[June 24, 2020] During my 40-year career in the U.S. military, people asked many times why I stayed in the Army. My response typically went something like this: “I don’t like being told what to do, but I like being part of something bigger than me.” Frankly, I never really gave the reasons much thought while I was serving. Looking back on my career, however, I think my intentions were much deeper but also more straightforward to explain.
All humans wish to be free of rules. But we also like structure in our lives at the same time. The ‘rules are bad’ versus ‘structure’ seems, at least on the surface, a contradiction. We love freedom, the idea we can go any place, any time, and with no hindrances. People have a distaste for rules that inhibit us and crush our free spirit. Like the old “Signs” song lyrics by Five Man Electrical Band1; “And the sign said ‘Long-haired freaky people need not apply.’” Applying for a job, the band lashes out at the restrictive nature of society.
But we also hunger for rules, especially younger people, or at least desire guidelines and for a good reason. Many are raised today untutored in what was once called “practical wisdom,” which guided previous generations. Simple things like how to be strong mentally and physically, protect the weak and innocent, fair play, an aversion to violence, reverence to the family and God, and loving one’s country. Rules and structure help simplify the world and make it more predictable.

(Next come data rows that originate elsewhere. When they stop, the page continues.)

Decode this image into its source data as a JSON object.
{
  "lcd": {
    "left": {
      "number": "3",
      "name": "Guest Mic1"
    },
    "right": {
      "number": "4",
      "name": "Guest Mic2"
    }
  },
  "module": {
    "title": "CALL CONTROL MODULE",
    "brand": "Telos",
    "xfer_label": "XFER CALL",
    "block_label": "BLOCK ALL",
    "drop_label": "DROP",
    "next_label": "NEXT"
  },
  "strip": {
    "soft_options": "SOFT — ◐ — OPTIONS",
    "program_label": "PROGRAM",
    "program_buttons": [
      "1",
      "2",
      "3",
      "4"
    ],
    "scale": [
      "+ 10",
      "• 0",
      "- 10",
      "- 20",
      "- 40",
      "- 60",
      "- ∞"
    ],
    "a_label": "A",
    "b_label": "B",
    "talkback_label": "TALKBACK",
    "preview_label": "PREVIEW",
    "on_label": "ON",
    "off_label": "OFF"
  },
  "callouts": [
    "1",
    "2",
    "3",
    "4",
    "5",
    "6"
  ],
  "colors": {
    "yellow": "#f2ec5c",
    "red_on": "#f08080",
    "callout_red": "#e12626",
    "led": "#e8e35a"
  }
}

Like many of my generation, leaders told us human knowledge of the past was out of date, oppressive, or not relevant. Surely – we were told – we could re-invent social norms and create a more modern and progressive culture where prejudices, hatred, and discrimination would go away. Morality could be redefined to mean whatever we wanted it to be. How convenient? We were superior to those that came before us. We were better educated, understood science, and had made significant advances that freed us from restrictions of the past.
But, this only put us adrift in a society; we were without any anchor. I certainly was adrift. The Army gave me something that I had hard identifying, partly because I wasn’t looking, and maybe I couldn’t understand it.
The Army cultivated good judgment in me. I now could ‘see’ the difference in good and evil more clearly. I could see also that the nihilists’ view that says that nothing matters, that there is no real good, and there are no actual values. The nihilist view is a bunch of hogwash. Wisdom is never out of date. A moral vacuum was created. And people don’t like vacuums in their lives. So I joined the Army and stayed there.